The NFL appeared to endorse the Chinese Communist Party’s claims to sovereignty over Taiwan on Wednesday in a map announcing the NFL’s international marketing.

The world map shared by the NFL colored the Chinese mainland, the People’s Republic of China, as well as the island of Taiwan, also called the Republic of China, the same red, labeling both as part of “China,” with the red and yellow CCP flag. The name “Taiwan” and the nation’s distinctive red, white, and blue flag are absent.

Taiwan is an independent island nation off the coast of mainland China. The repressive and authoritarian CCP has long sought to bring the territory under its control, while Taiwan is self-governed and receives U.S. defense support despite not being formally recognized. U.S. relations with Taiwan became unofficial in 1979 after the United States agreed to establish diplomatic relations with the CCP-ruled Chinese mainland.

There have been growing fears in recent months that the CCP might be considering an invasion of Taiwan, with CCP outlets becoming increasingly bellicose in their language toward Taiwan.

The Los Angeles Rams were granted access to the Chinese “international home marketing area” by the NFL.

The NFL announced Thursday that “18 teams have been granted access to 26 International Home Marketing Areas across eight different countries” starting in 2022, with the other seven countries being Australia, Brazil, Canada, Germany, Mexico, Spain, and the United Kingdom.

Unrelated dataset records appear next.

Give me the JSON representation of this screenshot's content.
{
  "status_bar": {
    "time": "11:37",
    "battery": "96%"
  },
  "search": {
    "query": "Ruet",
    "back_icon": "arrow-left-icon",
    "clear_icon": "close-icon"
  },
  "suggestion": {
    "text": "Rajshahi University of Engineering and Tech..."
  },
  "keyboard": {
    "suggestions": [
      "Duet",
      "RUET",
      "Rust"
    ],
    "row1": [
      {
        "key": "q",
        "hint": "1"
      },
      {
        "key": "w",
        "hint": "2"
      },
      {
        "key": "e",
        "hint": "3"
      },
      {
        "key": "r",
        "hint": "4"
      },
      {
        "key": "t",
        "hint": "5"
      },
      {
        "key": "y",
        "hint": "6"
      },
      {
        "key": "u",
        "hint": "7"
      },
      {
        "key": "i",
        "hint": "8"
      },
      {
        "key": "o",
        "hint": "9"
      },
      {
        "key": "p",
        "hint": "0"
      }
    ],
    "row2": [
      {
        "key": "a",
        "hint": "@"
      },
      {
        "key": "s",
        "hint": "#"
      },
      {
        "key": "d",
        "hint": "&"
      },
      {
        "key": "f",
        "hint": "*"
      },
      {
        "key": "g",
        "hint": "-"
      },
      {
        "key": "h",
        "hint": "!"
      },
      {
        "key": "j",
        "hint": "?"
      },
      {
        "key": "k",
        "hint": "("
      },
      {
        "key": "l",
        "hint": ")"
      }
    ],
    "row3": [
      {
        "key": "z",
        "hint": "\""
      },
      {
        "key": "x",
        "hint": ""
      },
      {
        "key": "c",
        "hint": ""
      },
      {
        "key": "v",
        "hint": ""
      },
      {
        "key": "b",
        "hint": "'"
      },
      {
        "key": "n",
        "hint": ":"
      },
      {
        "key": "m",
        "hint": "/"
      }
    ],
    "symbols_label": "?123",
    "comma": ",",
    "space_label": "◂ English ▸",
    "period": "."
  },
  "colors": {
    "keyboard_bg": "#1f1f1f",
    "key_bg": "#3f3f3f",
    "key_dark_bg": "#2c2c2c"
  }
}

The league added that “this ground-breaking, new initiative grants clubs access to international territories for marketing, fan engagement, and commercialization as part of an important, long-term, strategic effort to enable clubs to build their global brands while driving NFL fan growth internationally.”

The NFL did not respond to the Washington Examiner’s request for comment.

The owner of the Rams is Stan Kroenke, a billionaire businessman who owns Kroenke Sports & Entertainment, a holding company with ownership over other sports teams, including Arsenal Football Club, a London-based soccer team.

Arsenal stirred controversy when it distanced itself from comments made by one of its players, Mesut Ozil, who shared a tweet and an Instagram post in December 2019 condemning China’s treatment of the Muslim Uyghurs in Xinjiang.

The Trump administration declared in January that the Chinese government was conducting genocide against the Uyghurs and other religious and ethnic minorities in western China, and the Biden administration said that genocide is ongoing.


Chinese state-run CCTV, the Premier League’s broadcast partner in China, responded to Ozil’s remarks by refusing to air an Arsenal match and then later refusing to say his name on the air when broadcasts resumed. Ozil contended that Arsenal continued to attempt to silence and punish him in private, which the soccer team denied.

ESPN also faced criticism in October 2019 when its broadcast showed a map of the PRC that also encompassed Taiwan and featured a version of the so-called nine-dash line — the CCP’s broad claims to disputed territories in the South China Sea.